Put another way, the enablement question asks whether the invention could be reverse engineered from the disclosure. Snider J’s discussion of enablement does not answer this question. However, her discussion of whether the invention was“available to the public” makes it perfectly clear that a skilled person would indeed have been able to reverse engineer the bearings from the disclosure: see [121] and especially [122], where she says that an analysis of the disclosure “enabled the skilled person to perform the invention.”

Thus I would suggest that Snider J’s “available to the public” analysis slightly confuses the disclosure requirement and the enablement requirement. The question with respect to disclosure is whether the invention was available to the public. That raises issues such as whether the disclosure was made in confidence (which was raised but decided against the patentee on the facts [125-138]), and whether the disclosure would have allowed a member of the public to fully inspect the invention (as in this case) or only partially inspect it (as in Bauer). The enablement question is addressed to what the skilled person could have learned from that disclosure, without undue effort.

In the end, it doesn’t matter to this case whether the reverse engineering question was dealt with under Part 1(c), or Part 2, so to speak, since Snider J clearly did deal with it. It does raise an interesting point about three-part tests of any stripe; while such tests help focus the analysis of the relevant questions, they risk creating additional complexity as to what each part means. But so long as the test is used as a guide rather than a straightjacket, the overall effect should be helpful.

PS: This decision was apparently released in November of last year, but I’ve only just become aware of it with its publication in the latest issue of the CPR. I’m not sure how it escaped me when it was released, as I am diligent in checking “Decisions recently posted” on both the FC and FCA websites, but I note that the CPR, contrary to its usual practice, published this decision with only a docket number, and not a neutral citation. This makes me think that it was never posted on the FC website in the weekly releases. I’ve finally signed up for Alan Macek’s e-mail alert service, so I hope to avoid this problem in the future

1 comment:

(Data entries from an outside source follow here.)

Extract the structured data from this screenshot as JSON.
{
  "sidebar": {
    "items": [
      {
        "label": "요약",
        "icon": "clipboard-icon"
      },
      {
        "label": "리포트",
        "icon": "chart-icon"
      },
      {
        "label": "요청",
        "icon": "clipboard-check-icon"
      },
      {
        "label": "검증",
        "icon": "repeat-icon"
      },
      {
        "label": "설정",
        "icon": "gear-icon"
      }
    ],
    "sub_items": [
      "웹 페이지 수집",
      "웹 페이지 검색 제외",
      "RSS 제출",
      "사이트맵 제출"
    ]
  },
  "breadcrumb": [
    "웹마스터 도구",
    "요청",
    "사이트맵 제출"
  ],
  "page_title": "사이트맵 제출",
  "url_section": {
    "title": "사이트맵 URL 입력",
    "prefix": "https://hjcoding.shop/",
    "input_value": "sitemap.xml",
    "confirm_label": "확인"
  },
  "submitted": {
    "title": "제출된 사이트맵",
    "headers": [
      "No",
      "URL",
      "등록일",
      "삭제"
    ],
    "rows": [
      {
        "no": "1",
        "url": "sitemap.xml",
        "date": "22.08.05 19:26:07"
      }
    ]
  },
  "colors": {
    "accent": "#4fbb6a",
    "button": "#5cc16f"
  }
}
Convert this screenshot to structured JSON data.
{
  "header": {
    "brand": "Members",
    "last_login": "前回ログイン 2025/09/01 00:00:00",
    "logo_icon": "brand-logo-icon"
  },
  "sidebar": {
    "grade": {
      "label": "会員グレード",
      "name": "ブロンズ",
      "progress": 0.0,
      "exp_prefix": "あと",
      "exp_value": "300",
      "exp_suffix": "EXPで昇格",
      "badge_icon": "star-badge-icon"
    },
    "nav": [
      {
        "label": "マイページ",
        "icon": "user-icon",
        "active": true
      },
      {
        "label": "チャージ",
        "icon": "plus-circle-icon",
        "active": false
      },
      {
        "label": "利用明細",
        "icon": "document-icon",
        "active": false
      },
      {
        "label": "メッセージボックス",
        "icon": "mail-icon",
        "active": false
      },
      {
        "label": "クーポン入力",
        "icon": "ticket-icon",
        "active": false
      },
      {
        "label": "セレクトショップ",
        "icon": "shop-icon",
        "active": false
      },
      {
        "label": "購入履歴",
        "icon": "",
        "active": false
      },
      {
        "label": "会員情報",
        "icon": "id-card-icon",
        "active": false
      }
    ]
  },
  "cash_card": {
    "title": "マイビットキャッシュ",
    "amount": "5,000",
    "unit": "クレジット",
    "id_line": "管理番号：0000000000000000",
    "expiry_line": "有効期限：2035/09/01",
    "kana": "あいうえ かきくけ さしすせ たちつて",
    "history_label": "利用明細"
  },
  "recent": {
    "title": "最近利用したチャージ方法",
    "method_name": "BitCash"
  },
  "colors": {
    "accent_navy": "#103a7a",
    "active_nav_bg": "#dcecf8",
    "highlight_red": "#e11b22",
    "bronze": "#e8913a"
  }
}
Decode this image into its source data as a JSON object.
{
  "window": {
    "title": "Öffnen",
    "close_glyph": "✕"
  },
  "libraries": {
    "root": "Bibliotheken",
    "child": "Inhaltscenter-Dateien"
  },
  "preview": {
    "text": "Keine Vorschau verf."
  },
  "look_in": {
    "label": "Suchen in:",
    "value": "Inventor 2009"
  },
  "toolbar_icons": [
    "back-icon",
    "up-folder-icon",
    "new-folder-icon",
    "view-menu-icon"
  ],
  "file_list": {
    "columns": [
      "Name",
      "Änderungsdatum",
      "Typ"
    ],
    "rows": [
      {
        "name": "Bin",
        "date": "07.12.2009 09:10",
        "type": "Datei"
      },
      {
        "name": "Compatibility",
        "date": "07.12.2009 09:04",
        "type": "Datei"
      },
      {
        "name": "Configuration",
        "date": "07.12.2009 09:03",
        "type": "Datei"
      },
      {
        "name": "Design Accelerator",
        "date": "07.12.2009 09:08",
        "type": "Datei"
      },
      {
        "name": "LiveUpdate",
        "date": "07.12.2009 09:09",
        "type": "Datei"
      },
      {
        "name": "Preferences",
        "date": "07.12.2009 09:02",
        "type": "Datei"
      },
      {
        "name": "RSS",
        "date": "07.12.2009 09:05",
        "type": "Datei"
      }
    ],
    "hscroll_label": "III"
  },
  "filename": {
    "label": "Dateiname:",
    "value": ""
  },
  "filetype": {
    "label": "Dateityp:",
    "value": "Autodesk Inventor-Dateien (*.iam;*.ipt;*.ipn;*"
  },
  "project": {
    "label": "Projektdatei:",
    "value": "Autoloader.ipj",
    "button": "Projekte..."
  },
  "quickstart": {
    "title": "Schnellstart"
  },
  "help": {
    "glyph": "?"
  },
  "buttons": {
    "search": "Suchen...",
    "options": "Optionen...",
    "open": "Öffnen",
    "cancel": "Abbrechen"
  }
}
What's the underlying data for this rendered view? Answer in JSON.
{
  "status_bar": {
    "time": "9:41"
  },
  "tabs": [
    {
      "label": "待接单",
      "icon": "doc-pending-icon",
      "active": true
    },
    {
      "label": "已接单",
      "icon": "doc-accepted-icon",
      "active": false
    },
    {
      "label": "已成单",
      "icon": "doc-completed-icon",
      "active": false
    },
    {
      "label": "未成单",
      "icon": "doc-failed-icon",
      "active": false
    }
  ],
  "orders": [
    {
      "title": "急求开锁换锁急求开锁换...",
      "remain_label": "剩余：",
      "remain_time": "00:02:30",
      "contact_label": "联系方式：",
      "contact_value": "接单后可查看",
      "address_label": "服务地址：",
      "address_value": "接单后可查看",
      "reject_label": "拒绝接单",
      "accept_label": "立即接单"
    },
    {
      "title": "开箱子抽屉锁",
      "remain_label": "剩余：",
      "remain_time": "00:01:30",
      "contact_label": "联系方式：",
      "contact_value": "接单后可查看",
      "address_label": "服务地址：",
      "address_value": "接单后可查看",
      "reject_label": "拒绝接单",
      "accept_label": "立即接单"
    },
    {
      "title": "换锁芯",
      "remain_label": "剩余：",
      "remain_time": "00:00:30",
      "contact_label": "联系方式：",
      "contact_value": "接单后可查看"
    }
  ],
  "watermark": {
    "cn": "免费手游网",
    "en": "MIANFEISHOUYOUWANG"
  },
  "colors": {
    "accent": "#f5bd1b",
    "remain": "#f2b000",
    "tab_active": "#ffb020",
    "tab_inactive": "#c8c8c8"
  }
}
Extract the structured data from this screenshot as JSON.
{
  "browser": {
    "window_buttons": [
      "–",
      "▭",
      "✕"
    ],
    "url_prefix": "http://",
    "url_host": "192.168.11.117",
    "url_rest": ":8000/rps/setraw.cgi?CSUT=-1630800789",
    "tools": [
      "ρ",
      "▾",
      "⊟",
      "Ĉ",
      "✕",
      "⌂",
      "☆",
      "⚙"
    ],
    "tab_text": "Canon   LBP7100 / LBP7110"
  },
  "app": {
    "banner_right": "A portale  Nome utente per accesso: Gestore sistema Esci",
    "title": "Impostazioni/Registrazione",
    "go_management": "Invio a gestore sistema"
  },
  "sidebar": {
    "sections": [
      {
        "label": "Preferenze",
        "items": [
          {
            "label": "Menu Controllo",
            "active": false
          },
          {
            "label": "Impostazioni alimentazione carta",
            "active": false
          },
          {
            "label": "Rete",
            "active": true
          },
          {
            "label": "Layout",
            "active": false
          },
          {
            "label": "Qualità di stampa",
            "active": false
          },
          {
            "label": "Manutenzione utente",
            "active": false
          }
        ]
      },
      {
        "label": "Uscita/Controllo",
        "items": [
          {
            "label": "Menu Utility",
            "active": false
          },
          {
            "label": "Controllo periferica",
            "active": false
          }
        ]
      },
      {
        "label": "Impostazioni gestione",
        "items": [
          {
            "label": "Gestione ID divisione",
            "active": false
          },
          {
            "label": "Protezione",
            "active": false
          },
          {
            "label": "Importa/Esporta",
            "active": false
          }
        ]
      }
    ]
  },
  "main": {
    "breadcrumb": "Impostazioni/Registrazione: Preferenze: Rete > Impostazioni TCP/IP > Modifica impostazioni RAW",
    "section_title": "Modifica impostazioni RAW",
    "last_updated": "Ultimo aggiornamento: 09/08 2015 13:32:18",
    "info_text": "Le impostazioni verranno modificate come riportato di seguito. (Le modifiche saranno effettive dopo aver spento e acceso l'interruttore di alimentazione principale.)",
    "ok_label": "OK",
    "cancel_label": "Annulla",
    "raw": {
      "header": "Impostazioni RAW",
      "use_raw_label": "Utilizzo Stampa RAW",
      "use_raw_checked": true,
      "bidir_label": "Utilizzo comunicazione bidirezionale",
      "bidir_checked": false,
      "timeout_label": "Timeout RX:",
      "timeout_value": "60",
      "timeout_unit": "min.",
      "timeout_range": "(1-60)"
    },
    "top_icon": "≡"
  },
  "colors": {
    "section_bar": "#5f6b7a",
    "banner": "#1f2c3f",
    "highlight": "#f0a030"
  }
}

  1. A nice analysis. This gets me thinking about a situation where a composition (polymeric in nature) comprises two components of which each are trademarks. Each trademark component is a polymeric emulsion. As for many of these type of products you do not know exactly what they are comprised of (proprietary). Has the inventor disclosed his invention? Is it enabled? Does someone in the public just need the two components or do they have to know how to make each component in order to be enabling? Raises some interesting issue, don't you think?